- _DATA FOR REVIEW_:
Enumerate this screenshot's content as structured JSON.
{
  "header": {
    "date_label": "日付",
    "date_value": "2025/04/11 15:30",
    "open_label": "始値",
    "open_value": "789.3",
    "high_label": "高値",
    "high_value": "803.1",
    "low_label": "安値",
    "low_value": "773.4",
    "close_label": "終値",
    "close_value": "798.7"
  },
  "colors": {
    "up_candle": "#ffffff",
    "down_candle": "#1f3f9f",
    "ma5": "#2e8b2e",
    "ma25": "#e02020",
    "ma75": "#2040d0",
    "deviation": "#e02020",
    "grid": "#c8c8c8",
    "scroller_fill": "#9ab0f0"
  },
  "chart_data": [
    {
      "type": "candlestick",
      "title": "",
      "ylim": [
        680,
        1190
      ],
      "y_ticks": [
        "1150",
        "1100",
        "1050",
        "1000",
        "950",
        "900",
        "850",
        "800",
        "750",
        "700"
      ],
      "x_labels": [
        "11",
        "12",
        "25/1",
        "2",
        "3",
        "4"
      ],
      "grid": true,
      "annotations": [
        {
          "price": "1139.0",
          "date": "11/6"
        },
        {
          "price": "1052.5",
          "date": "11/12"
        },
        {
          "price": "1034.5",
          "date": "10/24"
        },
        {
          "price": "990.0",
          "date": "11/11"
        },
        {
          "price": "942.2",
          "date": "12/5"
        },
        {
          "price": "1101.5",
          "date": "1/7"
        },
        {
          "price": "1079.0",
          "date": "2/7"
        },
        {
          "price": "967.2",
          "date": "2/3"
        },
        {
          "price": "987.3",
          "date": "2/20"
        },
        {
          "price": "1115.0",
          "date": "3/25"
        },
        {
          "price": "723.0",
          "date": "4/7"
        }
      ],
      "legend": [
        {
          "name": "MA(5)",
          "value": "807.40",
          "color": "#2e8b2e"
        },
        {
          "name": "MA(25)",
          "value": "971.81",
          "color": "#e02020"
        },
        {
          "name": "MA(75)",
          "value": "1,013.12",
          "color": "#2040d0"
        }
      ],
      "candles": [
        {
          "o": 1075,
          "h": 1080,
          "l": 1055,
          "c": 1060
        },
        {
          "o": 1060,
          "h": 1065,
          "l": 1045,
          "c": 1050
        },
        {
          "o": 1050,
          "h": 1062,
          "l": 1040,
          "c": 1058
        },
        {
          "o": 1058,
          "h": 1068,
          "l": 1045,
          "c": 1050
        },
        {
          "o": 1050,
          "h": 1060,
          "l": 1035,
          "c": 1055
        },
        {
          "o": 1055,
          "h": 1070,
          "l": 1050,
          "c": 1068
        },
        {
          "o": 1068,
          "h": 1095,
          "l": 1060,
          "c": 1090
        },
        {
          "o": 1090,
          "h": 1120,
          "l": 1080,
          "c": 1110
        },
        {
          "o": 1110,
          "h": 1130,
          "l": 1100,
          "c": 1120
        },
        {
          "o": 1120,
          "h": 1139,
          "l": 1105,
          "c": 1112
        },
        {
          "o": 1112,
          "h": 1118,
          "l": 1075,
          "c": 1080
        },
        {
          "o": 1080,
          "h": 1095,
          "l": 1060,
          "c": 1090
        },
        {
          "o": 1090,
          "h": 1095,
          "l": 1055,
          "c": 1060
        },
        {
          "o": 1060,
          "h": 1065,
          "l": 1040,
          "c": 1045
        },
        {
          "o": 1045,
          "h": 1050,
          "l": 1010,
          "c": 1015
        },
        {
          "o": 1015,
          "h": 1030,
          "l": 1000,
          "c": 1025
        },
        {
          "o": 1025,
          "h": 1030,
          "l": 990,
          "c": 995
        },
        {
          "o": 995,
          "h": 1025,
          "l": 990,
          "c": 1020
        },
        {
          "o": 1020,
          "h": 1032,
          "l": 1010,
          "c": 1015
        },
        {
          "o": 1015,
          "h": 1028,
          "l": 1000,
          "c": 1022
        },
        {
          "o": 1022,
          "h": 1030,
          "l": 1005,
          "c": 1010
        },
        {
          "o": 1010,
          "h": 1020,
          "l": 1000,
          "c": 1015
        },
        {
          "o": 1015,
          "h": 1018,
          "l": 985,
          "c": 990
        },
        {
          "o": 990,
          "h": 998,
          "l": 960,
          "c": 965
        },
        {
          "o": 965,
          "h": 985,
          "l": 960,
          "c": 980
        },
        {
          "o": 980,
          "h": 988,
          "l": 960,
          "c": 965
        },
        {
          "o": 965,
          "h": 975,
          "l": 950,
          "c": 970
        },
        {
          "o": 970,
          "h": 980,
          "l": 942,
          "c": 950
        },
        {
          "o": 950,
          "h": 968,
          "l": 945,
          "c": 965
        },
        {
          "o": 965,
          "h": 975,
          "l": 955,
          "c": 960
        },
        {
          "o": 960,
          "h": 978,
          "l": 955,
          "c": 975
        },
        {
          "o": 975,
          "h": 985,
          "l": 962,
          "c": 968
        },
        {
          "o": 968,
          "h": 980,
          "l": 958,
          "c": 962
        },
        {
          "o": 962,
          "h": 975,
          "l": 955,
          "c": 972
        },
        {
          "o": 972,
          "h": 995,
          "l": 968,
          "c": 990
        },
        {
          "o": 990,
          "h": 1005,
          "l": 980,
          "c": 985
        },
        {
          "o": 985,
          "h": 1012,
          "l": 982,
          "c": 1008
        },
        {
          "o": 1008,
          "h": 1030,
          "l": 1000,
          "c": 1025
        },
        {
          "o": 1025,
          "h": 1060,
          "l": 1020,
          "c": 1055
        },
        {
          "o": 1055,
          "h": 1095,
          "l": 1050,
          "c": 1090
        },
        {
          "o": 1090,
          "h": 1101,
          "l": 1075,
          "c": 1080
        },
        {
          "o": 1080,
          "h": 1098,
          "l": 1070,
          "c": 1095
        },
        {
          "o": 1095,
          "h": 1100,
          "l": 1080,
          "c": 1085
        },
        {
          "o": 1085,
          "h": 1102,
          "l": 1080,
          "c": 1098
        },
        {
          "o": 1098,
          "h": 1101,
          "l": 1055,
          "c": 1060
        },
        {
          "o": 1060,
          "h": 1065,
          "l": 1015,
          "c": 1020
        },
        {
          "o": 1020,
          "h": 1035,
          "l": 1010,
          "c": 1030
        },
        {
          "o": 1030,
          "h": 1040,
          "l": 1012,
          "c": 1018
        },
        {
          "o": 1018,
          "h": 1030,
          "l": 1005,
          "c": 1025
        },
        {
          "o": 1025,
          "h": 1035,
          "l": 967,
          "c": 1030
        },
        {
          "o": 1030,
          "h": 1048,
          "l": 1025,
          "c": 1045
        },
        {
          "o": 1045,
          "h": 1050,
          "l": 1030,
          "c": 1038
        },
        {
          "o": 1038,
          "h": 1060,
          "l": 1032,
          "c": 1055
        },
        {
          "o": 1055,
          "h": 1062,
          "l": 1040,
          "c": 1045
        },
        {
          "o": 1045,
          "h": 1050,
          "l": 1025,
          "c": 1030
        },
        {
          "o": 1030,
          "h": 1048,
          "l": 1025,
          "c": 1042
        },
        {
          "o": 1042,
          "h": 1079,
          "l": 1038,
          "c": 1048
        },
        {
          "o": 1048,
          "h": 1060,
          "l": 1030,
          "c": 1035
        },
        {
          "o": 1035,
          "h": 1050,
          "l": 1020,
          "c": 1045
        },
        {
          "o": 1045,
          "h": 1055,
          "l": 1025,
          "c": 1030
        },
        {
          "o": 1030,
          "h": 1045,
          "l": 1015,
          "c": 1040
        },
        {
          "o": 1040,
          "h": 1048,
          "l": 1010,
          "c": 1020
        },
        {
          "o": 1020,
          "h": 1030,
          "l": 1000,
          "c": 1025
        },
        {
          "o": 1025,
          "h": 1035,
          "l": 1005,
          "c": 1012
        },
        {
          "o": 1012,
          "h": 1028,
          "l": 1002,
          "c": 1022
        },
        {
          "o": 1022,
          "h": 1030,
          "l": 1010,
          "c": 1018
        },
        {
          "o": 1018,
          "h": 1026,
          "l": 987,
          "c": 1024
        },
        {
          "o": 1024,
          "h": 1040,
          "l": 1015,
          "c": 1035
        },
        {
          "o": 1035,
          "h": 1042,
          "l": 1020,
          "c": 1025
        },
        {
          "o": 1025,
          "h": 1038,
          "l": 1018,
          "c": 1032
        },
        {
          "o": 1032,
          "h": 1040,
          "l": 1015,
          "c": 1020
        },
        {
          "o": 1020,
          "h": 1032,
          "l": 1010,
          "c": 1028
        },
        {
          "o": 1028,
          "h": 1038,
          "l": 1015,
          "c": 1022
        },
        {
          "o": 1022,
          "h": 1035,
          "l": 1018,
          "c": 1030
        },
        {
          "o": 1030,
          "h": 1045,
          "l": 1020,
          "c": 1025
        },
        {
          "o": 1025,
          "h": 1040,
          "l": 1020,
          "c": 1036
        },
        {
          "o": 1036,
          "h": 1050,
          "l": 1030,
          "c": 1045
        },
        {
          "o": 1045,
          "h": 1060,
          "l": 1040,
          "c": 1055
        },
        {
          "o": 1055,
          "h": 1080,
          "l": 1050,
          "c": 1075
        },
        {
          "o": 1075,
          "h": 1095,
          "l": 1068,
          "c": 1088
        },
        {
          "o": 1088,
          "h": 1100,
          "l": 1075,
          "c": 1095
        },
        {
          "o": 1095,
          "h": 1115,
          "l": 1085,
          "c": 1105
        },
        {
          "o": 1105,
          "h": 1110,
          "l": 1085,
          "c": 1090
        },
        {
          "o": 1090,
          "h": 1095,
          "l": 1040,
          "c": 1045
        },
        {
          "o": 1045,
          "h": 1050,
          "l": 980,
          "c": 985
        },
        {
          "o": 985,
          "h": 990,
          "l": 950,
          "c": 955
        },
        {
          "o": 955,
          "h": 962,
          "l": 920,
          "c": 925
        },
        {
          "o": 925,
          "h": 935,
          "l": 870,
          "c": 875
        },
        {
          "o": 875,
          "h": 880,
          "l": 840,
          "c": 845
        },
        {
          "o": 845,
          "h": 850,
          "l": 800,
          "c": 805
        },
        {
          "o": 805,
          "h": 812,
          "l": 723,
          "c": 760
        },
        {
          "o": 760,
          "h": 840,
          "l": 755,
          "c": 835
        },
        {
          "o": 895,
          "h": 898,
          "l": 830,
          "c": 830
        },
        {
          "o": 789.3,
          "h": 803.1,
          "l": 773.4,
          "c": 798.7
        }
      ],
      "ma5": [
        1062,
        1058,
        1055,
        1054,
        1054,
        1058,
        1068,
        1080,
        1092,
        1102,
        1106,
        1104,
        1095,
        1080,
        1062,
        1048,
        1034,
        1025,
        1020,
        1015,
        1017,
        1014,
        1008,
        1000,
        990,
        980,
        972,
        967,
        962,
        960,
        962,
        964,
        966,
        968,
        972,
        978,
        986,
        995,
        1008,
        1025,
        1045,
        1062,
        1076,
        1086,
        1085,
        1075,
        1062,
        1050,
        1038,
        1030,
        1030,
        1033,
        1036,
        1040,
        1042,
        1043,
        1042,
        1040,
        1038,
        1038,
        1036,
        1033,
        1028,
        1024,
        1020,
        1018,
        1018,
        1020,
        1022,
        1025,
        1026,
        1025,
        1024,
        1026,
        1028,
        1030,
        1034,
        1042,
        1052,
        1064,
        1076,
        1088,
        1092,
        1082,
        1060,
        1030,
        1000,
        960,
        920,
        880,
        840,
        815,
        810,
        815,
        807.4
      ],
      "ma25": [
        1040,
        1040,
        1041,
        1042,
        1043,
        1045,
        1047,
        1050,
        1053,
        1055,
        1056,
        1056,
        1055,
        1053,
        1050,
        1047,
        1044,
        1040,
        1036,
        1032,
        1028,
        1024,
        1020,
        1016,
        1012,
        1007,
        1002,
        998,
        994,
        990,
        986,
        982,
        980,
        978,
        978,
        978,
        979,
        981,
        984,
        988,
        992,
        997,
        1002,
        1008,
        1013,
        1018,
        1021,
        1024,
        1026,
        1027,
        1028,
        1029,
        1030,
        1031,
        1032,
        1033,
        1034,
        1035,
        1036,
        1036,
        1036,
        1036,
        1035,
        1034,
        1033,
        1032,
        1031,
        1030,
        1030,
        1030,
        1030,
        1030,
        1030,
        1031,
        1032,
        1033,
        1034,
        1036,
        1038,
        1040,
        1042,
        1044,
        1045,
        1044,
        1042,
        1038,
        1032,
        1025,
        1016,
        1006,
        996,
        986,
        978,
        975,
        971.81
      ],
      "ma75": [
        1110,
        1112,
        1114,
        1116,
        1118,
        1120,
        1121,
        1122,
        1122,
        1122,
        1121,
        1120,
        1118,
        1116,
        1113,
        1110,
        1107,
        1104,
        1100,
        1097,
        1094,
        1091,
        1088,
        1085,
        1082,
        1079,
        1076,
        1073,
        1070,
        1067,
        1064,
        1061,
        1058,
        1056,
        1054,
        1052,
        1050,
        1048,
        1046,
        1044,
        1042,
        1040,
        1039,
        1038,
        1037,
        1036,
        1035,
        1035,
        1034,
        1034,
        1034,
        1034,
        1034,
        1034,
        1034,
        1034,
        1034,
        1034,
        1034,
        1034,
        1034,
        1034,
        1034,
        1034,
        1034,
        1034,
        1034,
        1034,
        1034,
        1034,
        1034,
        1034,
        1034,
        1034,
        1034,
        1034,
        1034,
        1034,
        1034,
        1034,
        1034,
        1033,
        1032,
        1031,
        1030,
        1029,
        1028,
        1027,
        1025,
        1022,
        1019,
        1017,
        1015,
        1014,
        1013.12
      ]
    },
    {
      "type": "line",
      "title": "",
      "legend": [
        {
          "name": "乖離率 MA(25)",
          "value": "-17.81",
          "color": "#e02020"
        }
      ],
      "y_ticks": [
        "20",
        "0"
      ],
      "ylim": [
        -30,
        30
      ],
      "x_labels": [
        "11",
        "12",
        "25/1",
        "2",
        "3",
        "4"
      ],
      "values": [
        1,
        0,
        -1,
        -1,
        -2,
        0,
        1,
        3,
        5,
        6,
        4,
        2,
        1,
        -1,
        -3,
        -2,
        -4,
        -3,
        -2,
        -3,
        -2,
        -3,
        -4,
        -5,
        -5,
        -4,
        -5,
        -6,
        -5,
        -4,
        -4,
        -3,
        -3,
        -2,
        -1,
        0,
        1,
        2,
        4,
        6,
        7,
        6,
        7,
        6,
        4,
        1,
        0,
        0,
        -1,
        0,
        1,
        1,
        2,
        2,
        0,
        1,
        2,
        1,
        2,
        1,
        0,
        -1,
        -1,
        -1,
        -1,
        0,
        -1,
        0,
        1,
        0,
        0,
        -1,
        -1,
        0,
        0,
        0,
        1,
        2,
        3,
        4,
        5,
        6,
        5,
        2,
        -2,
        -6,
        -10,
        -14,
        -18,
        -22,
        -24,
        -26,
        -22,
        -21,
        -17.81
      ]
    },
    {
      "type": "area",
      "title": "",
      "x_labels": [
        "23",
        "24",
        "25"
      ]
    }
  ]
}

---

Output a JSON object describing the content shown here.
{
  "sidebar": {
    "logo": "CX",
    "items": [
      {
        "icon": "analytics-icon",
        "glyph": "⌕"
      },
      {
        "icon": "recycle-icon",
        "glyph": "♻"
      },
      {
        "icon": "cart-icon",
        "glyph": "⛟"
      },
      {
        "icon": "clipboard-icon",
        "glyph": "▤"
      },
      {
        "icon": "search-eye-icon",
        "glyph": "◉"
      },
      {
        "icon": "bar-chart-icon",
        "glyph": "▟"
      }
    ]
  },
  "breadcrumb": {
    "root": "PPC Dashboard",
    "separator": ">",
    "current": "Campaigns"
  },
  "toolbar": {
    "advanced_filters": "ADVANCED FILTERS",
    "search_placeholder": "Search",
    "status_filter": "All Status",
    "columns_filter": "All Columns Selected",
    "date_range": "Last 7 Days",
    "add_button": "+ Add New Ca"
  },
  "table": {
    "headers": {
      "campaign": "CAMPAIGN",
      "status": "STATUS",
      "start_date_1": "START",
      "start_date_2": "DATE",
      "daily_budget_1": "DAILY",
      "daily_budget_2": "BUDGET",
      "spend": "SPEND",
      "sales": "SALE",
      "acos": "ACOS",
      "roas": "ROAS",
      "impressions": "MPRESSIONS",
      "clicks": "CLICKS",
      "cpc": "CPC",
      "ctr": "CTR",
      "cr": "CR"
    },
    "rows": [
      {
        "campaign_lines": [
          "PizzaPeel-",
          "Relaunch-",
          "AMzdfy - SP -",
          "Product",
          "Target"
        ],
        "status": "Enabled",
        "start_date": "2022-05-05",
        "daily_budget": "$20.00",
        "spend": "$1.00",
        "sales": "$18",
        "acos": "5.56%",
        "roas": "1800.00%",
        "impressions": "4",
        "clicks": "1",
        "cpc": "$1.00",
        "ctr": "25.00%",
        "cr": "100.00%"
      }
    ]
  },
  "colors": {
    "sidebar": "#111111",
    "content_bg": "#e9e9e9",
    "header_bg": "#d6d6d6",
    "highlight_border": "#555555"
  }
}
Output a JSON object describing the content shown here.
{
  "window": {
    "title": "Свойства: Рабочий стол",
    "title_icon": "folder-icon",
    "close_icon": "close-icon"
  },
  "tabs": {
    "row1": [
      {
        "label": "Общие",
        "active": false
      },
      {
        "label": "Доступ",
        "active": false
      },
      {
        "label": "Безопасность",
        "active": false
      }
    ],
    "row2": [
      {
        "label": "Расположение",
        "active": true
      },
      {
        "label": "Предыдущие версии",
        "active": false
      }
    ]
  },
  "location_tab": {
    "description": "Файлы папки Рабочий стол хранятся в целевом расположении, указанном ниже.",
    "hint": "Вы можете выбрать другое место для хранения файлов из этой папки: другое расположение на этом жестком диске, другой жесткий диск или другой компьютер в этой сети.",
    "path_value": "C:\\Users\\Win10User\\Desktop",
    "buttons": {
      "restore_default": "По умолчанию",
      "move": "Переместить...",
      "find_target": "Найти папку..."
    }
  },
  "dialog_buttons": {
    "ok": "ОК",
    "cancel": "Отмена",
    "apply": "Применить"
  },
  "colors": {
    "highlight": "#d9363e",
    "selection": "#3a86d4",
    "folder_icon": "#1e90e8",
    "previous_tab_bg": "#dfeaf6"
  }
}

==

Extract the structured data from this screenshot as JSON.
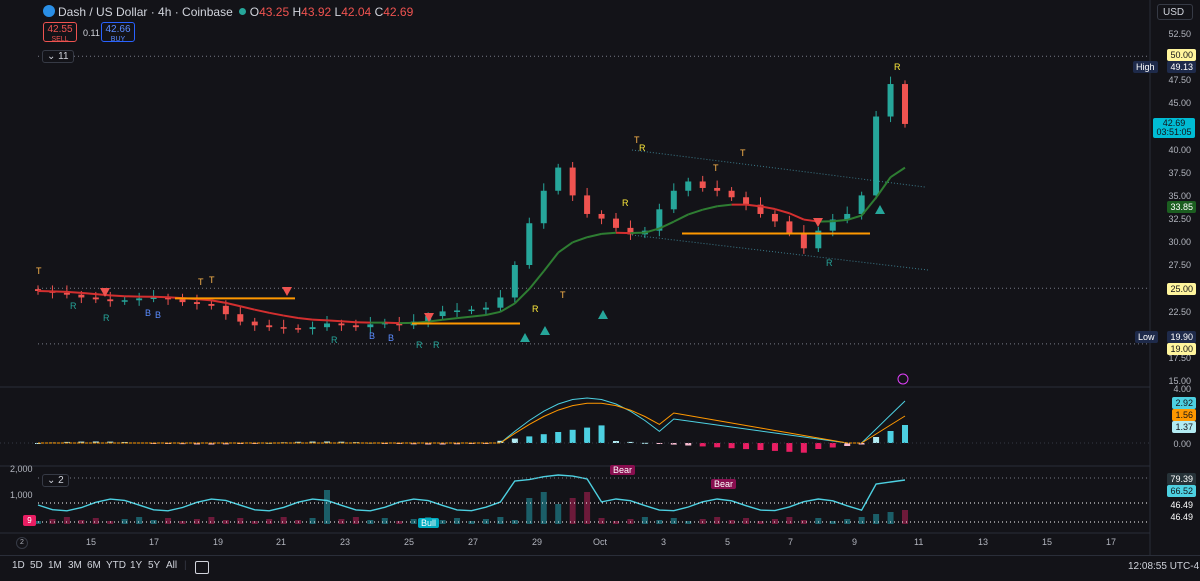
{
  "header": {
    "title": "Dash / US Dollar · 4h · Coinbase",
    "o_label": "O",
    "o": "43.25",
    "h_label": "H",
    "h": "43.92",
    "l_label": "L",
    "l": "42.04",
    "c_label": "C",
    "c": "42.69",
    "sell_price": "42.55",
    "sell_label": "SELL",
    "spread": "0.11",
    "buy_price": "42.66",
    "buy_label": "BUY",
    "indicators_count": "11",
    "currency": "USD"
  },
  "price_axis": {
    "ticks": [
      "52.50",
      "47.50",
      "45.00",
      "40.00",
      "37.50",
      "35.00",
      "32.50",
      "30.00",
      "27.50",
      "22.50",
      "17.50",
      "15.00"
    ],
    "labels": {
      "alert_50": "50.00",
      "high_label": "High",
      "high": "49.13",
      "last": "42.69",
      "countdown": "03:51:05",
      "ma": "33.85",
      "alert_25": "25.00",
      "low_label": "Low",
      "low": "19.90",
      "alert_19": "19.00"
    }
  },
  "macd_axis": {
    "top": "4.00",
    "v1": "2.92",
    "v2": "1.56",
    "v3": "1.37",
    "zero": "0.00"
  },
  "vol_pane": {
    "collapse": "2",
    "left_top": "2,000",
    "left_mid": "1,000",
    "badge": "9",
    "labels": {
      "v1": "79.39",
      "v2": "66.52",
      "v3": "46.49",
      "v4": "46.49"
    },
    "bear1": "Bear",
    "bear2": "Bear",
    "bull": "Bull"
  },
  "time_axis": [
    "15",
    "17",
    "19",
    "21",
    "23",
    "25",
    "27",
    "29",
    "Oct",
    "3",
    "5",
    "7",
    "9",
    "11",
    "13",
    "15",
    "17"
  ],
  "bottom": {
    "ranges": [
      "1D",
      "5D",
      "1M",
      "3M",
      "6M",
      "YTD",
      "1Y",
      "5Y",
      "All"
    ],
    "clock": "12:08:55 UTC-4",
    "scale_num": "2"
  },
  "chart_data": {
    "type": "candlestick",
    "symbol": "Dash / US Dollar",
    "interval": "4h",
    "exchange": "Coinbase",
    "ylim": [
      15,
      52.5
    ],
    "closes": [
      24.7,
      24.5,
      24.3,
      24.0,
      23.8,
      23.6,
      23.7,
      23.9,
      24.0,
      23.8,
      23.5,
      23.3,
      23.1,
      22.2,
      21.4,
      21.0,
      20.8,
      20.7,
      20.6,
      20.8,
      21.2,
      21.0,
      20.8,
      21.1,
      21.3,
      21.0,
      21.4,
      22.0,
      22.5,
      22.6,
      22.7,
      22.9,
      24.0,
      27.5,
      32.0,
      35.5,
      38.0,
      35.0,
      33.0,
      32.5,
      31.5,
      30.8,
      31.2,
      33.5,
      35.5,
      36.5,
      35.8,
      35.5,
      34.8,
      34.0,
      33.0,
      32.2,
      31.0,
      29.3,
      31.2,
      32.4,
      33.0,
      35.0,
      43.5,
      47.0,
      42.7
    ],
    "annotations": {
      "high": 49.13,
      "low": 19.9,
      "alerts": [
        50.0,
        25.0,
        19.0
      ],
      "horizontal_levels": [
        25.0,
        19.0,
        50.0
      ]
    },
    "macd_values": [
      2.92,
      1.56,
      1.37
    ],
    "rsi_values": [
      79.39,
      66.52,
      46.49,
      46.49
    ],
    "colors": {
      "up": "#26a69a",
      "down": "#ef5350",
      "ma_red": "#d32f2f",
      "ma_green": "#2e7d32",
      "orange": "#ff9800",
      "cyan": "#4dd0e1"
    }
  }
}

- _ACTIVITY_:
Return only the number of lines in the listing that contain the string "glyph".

- _RESULT BELOW_:
6